## EXERCISE GOAL:
Wherever the string "structured" appears in the entries below, return the line that holds it.

━━━━━━━━━━━━━━━━

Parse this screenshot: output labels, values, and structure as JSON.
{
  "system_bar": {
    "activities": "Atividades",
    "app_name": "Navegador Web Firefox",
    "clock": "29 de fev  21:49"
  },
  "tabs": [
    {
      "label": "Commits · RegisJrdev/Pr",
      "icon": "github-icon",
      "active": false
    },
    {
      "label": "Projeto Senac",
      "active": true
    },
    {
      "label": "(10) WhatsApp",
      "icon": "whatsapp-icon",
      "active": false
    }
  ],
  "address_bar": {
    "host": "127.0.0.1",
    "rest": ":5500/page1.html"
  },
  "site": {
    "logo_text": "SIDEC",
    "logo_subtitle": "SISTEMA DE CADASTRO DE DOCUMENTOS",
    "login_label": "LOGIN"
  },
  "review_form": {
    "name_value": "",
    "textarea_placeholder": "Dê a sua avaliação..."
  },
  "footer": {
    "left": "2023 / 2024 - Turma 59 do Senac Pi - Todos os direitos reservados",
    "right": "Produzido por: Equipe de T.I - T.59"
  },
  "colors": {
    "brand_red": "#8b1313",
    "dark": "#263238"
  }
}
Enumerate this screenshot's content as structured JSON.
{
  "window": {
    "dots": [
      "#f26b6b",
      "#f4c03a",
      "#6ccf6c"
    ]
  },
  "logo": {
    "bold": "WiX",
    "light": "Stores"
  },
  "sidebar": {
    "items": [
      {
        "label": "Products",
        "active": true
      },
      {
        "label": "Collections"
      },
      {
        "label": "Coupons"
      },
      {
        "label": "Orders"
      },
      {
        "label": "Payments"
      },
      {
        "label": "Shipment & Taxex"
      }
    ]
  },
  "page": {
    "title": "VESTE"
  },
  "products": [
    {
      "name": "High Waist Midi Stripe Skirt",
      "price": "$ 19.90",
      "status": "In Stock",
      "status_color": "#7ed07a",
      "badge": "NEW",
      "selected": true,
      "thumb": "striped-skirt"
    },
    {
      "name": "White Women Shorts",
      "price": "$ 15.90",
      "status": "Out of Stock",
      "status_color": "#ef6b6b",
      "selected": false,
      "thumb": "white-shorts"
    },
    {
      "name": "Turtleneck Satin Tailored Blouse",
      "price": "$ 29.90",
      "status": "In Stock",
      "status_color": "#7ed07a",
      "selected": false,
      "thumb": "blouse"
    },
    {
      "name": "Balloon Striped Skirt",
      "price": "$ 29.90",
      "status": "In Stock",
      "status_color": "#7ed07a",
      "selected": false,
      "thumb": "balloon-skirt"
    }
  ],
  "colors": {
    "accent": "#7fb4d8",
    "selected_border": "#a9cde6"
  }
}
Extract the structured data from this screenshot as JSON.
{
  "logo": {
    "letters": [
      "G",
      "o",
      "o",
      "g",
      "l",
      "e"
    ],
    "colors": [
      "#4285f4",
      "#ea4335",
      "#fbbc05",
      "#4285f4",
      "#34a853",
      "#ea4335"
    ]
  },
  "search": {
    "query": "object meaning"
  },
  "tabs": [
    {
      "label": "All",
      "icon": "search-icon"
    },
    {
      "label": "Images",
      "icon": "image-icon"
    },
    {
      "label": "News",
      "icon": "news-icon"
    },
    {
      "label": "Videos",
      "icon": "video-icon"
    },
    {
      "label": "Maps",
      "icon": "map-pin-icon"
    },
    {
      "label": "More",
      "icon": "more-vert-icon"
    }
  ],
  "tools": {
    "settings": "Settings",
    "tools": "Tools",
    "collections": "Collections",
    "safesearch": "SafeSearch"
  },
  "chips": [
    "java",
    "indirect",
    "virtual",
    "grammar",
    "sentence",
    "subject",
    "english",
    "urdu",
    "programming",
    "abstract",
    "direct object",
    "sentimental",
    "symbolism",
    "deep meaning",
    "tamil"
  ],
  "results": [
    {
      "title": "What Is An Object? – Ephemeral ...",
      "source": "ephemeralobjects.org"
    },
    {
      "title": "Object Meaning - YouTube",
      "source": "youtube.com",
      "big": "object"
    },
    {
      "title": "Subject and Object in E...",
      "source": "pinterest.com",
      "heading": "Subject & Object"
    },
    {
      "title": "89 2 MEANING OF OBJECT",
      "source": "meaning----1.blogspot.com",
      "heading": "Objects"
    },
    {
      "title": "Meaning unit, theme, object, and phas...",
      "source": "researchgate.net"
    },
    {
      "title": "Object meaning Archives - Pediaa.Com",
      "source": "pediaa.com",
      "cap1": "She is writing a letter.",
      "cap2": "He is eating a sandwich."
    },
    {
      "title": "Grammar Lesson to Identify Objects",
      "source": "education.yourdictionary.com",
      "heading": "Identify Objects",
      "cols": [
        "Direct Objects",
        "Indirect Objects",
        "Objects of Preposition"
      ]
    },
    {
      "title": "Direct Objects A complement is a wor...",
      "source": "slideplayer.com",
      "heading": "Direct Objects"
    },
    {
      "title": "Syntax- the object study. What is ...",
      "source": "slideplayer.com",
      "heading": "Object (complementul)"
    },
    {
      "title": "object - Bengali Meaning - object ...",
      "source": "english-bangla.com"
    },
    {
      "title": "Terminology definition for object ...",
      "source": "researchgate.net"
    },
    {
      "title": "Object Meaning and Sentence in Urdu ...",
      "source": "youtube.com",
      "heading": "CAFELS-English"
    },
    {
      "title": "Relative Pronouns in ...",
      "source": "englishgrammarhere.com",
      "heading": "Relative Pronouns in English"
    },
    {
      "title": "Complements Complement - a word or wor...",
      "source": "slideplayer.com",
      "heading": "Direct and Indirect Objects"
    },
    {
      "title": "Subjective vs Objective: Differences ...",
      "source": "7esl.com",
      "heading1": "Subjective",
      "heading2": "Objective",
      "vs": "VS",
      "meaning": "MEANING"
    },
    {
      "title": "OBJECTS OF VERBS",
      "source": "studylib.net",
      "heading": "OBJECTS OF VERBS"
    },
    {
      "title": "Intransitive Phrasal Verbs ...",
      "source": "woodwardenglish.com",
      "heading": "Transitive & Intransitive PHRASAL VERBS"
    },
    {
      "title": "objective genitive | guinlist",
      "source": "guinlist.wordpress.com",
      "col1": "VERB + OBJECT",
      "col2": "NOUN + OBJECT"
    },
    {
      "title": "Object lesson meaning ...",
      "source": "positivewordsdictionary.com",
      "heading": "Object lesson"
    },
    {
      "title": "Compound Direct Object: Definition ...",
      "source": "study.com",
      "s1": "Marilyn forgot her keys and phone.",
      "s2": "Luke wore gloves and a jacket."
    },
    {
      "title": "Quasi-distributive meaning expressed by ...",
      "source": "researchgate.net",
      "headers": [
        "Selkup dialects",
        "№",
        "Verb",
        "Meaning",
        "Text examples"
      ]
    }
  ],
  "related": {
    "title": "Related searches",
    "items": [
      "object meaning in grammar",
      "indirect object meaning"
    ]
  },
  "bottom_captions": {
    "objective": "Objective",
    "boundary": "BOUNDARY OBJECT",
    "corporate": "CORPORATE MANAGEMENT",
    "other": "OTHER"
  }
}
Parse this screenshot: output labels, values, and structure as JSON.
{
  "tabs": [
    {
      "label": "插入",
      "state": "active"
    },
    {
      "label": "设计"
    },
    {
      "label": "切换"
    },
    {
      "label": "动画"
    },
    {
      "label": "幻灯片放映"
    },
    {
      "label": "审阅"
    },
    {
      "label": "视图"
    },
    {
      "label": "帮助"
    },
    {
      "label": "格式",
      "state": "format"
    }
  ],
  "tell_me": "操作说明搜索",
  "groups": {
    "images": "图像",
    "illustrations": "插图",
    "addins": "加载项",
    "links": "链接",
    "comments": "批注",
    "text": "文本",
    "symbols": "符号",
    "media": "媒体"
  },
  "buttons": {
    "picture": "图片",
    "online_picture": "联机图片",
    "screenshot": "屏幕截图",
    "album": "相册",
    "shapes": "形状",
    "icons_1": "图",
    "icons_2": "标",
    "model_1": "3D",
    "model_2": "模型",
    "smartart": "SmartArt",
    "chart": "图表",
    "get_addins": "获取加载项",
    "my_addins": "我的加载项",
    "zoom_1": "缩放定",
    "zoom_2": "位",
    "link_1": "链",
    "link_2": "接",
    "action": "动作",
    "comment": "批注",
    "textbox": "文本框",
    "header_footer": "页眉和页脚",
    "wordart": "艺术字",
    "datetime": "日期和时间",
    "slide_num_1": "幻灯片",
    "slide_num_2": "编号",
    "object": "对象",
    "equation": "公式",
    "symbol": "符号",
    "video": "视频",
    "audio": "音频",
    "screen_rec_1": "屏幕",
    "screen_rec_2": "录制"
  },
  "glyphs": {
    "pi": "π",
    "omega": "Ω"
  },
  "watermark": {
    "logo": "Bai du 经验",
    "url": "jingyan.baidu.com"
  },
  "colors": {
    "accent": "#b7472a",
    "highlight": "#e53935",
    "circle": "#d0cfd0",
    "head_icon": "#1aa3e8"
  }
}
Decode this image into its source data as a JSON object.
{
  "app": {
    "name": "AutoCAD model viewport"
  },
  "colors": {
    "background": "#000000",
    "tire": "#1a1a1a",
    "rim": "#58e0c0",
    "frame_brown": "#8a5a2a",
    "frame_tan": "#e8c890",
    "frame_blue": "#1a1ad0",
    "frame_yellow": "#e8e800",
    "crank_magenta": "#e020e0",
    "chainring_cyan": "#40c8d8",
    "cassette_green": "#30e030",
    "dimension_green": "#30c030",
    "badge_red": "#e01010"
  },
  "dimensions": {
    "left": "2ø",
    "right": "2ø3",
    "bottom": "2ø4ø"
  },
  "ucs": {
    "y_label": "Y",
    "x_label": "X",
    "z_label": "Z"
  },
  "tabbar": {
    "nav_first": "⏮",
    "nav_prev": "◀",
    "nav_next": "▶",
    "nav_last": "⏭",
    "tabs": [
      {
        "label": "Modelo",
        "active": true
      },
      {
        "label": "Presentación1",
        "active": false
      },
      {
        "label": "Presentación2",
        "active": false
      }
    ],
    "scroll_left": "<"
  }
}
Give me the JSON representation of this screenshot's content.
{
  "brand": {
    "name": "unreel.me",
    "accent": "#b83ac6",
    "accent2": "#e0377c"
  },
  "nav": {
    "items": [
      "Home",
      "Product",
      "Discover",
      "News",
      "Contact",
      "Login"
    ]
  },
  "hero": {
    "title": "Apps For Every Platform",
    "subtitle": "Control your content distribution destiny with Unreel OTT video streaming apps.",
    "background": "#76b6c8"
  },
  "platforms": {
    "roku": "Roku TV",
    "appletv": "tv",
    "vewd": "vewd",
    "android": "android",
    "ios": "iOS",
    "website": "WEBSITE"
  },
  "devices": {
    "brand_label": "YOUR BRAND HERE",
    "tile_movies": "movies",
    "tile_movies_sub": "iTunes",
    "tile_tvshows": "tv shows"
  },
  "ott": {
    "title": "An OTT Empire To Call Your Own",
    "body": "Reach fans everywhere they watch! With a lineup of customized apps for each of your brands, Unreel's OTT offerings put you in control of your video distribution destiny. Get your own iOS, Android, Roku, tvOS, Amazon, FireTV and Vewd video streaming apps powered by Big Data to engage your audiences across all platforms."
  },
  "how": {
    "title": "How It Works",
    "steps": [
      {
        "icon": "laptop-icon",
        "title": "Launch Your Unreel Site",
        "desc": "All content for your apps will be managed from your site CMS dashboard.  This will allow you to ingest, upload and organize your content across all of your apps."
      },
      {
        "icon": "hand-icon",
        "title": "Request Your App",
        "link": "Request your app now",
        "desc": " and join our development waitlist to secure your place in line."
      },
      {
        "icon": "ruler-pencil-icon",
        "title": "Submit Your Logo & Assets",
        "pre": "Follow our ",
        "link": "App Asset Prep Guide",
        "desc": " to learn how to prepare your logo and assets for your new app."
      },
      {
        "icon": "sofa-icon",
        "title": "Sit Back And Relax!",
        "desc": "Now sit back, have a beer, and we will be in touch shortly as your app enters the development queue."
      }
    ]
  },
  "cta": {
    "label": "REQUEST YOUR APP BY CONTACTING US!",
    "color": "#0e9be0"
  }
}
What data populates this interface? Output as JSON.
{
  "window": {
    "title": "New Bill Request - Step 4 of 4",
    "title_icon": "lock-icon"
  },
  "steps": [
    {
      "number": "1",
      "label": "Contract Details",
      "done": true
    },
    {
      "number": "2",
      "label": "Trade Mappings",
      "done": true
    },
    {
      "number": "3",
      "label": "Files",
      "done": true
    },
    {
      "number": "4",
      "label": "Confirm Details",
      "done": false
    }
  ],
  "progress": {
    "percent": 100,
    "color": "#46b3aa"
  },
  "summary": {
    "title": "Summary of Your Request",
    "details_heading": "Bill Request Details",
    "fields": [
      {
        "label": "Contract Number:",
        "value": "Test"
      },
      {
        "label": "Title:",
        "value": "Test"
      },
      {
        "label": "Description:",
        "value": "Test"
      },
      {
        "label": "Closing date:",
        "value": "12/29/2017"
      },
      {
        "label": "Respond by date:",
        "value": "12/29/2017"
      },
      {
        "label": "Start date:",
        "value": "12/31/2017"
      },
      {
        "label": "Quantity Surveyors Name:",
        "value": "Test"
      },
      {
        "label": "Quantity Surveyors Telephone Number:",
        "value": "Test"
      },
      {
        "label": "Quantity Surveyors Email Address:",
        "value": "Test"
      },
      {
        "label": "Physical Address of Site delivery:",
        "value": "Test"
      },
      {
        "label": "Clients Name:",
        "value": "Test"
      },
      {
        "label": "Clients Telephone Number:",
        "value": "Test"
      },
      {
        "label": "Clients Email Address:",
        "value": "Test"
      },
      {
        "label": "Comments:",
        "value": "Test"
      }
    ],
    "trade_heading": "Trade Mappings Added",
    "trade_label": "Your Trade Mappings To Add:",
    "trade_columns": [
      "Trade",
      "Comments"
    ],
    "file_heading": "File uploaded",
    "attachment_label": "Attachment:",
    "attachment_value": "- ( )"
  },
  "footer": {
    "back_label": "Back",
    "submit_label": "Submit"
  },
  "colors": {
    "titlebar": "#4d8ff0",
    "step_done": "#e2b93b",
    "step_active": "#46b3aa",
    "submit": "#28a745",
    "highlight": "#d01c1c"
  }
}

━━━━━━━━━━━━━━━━

## SOLUTION TO THE PROBLEM:
Enumerate this screenshot's content as structured JSON.
Extract the structured data from this screenshot as JSON.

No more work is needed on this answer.